> **Problem requirements**: Give back each line of the listing below that contains the string "blanston".

> **Material for this task**:
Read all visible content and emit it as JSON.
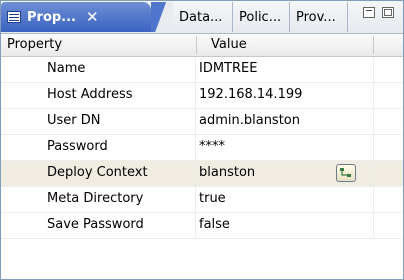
{
  "tabs": [
    {
      "label": "Prop...",
      "active": true,
      "close": "✕"
    },
    {
      "label": "Data...",
      "active": false
    },
    {
      "label": "Polic...",
      "active": false
    },
    {
      "label": "Prov...",
      "active": false
    }
  ],
  "table": {
    "headers": [
      "Property",
      "Value"
    ],
    "rows": [
      {
        "name": "Name",
        "value": "IDMTREE"
      },
      {
        "name": "Host Address",
        "value": "192.168.14.199"
      },
      {
        "name": "User DN",
        "value": "admin.blanston"
      },
      {
        "name": "Password",
        "value": "****"
      },
      {
        "name": "Deploy Context",
        "value": "blanston",
        "selected": true
      },
      {
        "name": "Meta Directory",
        "value": "true"
      },
      {
        "name": "Save Password",
        "value": "false"
      }
    ]
  },
  "icons": {
    "tab_icon": "properties-list-icon",
    "context_button_icon": "browse-tree-icon",
    "minimize": "minimize-icon",
    "maximize": "maximize-icon"
  },
  "colors": {
    "active_tab": "#3a63c0",
    "selected_row": "#f0ece1"
  }
}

> **Reply**:
        "value": "admin.blanston"
        "value": "blanston",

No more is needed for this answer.